━━━━━ Records provided ━━━━━

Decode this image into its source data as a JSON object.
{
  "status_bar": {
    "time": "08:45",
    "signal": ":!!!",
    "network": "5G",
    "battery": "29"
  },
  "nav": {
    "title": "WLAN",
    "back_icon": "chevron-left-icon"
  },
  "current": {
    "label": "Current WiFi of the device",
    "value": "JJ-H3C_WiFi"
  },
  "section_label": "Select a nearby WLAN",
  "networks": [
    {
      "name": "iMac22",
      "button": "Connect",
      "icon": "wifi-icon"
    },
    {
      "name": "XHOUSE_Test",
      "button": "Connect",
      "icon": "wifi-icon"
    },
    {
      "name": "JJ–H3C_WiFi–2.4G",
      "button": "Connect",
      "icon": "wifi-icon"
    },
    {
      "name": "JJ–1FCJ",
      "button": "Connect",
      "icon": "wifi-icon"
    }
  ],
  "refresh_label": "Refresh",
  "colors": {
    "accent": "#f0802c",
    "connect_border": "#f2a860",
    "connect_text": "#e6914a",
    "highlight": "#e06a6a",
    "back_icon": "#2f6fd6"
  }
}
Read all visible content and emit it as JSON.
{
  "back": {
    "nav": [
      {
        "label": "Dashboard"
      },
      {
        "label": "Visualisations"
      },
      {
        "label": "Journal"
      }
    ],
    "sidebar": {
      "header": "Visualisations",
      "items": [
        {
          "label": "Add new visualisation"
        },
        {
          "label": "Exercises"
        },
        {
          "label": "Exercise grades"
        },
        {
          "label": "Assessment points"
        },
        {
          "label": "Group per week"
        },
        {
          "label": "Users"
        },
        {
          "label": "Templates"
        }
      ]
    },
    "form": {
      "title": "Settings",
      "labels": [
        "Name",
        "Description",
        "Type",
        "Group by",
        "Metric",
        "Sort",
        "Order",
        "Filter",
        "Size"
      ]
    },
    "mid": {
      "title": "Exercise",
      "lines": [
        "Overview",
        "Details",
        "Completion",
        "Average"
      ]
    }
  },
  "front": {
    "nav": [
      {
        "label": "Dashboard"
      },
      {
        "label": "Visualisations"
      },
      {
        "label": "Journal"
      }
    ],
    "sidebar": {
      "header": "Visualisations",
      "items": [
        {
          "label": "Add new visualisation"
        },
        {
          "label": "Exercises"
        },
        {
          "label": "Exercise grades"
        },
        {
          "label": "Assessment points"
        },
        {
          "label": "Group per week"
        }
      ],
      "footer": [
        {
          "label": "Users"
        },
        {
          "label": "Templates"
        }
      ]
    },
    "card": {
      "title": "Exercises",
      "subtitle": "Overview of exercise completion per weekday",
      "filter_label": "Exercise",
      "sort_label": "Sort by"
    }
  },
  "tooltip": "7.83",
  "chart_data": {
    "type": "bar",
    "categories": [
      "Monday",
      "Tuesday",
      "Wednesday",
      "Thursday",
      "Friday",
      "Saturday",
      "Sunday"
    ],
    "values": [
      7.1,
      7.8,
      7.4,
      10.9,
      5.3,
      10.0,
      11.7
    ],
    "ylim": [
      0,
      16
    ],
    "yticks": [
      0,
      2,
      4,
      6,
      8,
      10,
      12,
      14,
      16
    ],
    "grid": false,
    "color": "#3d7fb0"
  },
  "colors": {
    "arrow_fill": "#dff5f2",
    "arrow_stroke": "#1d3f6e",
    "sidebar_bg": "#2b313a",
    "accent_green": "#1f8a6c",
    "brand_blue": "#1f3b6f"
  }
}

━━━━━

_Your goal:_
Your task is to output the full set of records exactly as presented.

_Output below:_
Decode this image into its source data as a JSON object.
{
  "status_bar": {
    "time": "08:45",
    "signal": ":!!!",
    "network": "5G",
    "battery": "29"
  },
  "nav": {
    "title": "WLAN",
    "back_icon": "chevron-left-icon"
  },
  "current": {
    "label": "Current WiFi of the device",
    "value": "JJ-H3C_WiFi"
  },
  "section_label": "Select a nearby WLAN",
  "networks": [
    {
      "name": "iMac22",
      "button": "Connect",
      "icon": "wifi-icon"
    },
    {
      "name": "XHOUSE_Test",
      "button": "Connect",
      "icon": "wifi-icon"
    },
    {
      "name": "JJ–H3C_WiFi–2.4G",
      "button": "Connect",
      "icon": "wifi-icon"
    },
    {
      "name": "JJ–1FCJ",
      "button": "Connect",
      "icon": "wifi-icon"
    }
  ],
  "refresh_label": "Refresh",
  "colors": {
    "accent": "#f0802c",
    "connect_border": "#f2a860",
    "connect_text": "#e6914a",
    "highlight": "#e06a6a",
    "back_icon": "#2f6fd6"
  }
}
Read all visible content and emit it as JSON.
{
  "back": {
    "nav": [
      {
        "label": "Dashboard"
      },
      {
        "label": "Visualisations"
      },
      {
        "label": "Journal"
      }
    ],
    "sidebar": {
      "header": "Visualisations",
      "items": [
        {
          "label": "Add new visualisation"
        },
        {
          "label": "Exercises"
        },
        {
          "label": "Exercise grades"
        },
        {
          "label": "Assessment points"
        },
        {
          "label": "Group per week"
        },
        {
          "label": "Users"
        },
        {
          "label": "Templates"
        }
      ]
    },
    "form": {
      "title": "Settings",
      "labels": [
        "Name",
        "Description",
        "Type",
        "Group by",
        "Metric",
        "Sort",
        "Order",
        "Filter",
        "Size"
      ]
    },
    "mid": {
      "title": "Exercise",
      "lines": [
        "Overview",
        "Details",
        "Completion",
        "Average"
      ]
    }
  },
  "front": {
    "nav": [
      {
        "label": "Dashboard"
      },
      {
        "label": "Visualisations"
      },
      {
        "label": "Journal"
      }
    ],
    "sidebar": {
      "header": "Visualisations",
      "items": [
        {
          "label": "Add new visualisation"
        },
        {
          "label": "Exercises"
        },
        {
          "label": "Exercise grades"
        },
        {
          "label": "Assessment points"
        },
        {
          "label": "Group per week"
        }
      ],
      "footer": [
        {
          "label": "Users"
        },
        {
          "label": "Templates"
        }
      ]
    },
    "card": {
      "title": "Exercises",
      "subtitle": "Overview of exercise completion per weekday",
      "filter_label": "Exercise",
      "sort_label": "Sort by"
    }
  },
  "tooltip": "7.83",
  "chart_data": {
    "type": "bar",
    "categories": [
      "Monday",
      "Tuesday",
      "Wednesday",
      "Thursday",
      "Friday",
      "Saturday",
      "Sunday"
    ],
    "values": [
      7.1,
      7.8,
      7.4,
      10.9,
      5.3,
      10.0,
      11.7
    ],
    "ylim": [
      0,
      16
    ],
    "yticks": [
      0,
      2,
      4,
      6,
      8,
      10,
      12,
      14,
      16
    ],
    "grid": false,
    "color": "#3d7fb0"
  },
  "colors": {
    "arrow_fill": "#dff5f2",
    "arrow_stroke": "#1d3f6e",
    "sidebar_bg": "#2b313a",
    "accent_green": "#1f8a6c",
    "brand_blue": "#1f3b6f"
  }
}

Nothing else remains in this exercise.